TASK TO COMPLETE => Below are some records. How many of their lines contain the string "speed"? Give the number only.

___ DATASET CONTENT ___

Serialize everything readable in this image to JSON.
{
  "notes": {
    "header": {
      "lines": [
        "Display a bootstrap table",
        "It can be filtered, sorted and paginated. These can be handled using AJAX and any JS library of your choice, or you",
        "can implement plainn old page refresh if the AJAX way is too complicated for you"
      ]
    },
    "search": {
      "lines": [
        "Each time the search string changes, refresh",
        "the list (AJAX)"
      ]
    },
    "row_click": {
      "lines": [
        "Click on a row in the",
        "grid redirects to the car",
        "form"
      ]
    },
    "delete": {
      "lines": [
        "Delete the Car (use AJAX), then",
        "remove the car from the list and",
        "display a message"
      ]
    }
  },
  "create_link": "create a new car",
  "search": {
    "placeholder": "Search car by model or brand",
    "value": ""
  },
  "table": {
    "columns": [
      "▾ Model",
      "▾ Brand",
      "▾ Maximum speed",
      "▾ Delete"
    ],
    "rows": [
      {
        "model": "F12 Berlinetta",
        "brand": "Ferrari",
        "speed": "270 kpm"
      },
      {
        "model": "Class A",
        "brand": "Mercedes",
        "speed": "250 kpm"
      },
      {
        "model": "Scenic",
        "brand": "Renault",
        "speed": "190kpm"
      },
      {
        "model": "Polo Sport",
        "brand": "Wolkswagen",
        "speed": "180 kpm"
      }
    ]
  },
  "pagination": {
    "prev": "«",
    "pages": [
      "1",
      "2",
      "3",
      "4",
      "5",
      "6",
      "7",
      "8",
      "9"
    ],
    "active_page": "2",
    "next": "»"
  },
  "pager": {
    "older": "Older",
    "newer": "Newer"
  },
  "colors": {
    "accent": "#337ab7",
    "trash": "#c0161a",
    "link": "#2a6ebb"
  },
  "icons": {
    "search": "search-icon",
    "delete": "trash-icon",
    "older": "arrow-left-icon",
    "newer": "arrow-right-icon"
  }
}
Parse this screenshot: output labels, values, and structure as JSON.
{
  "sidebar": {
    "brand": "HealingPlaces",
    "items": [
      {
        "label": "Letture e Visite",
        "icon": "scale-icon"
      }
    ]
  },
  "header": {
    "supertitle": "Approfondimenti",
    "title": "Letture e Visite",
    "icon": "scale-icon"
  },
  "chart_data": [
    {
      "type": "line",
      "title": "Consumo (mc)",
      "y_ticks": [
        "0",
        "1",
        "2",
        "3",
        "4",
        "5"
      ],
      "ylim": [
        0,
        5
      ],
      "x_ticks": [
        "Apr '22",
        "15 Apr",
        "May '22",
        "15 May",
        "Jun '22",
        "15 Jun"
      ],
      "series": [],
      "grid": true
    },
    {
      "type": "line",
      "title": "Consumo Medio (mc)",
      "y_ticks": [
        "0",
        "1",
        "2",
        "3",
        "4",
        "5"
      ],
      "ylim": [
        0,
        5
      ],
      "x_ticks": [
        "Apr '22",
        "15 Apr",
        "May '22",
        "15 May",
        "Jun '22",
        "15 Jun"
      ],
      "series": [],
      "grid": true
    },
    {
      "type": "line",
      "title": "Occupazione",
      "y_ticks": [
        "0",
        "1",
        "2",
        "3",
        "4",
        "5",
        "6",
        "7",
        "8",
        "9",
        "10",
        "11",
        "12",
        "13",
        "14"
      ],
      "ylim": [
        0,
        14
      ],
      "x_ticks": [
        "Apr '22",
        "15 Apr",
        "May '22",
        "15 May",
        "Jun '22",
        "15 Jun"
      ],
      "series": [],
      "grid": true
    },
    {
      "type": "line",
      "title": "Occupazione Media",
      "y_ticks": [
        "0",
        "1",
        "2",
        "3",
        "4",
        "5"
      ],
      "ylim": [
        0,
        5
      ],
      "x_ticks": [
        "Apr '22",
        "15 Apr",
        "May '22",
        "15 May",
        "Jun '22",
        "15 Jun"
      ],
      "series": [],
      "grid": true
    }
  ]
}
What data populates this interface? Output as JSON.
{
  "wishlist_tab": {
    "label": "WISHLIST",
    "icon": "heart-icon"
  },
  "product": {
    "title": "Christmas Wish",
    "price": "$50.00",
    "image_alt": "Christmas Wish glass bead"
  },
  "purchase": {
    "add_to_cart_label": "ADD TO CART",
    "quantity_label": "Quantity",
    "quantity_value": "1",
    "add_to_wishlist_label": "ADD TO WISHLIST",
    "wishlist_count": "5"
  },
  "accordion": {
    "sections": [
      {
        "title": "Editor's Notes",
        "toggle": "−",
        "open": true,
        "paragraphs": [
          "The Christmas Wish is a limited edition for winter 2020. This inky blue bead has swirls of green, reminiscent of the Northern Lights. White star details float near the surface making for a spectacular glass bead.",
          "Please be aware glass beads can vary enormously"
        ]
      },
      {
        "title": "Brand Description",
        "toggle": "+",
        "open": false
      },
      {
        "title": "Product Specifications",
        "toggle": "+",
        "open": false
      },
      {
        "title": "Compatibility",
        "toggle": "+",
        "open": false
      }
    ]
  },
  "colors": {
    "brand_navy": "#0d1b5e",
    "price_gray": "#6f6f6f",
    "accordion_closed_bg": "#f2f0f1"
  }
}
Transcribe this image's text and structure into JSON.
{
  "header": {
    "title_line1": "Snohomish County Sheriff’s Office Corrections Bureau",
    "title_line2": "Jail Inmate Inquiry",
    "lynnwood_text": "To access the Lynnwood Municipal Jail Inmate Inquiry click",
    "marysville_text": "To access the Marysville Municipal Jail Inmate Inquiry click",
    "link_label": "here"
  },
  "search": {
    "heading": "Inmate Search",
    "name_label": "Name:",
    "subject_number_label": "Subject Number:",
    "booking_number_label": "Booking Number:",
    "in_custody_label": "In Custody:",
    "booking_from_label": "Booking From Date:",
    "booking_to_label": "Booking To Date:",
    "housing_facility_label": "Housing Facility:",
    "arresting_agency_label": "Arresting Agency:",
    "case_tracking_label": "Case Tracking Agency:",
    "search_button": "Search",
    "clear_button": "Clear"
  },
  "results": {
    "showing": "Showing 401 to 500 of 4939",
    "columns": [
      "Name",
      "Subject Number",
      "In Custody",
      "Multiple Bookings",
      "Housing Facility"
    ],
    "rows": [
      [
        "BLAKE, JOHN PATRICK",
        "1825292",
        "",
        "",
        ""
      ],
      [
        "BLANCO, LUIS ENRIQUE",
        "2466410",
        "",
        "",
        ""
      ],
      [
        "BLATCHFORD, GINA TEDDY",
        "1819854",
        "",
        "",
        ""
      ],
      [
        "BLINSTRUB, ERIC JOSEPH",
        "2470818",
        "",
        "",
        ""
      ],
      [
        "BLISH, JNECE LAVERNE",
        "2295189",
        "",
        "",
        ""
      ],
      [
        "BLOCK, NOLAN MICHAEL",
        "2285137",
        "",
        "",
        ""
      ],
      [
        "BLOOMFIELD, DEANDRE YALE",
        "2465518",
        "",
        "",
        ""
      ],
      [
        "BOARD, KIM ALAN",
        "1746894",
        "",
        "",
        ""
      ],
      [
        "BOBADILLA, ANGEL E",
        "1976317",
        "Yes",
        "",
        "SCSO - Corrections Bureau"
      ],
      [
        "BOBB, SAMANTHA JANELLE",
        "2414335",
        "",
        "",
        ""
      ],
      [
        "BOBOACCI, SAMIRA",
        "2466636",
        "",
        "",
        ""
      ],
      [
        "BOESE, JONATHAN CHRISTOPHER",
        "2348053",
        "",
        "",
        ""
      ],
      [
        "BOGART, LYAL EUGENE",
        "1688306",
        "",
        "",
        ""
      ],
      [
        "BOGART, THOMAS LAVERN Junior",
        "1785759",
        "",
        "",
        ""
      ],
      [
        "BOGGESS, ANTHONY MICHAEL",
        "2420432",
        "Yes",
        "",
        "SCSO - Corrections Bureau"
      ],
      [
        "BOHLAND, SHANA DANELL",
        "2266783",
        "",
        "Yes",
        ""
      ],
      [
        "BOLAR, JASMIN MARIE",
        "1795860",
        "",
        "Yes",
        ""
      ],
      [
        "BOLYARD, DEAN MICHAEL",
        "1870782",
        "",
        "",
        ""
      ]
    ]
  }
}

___

SOLUTION TO THIS TASK => 5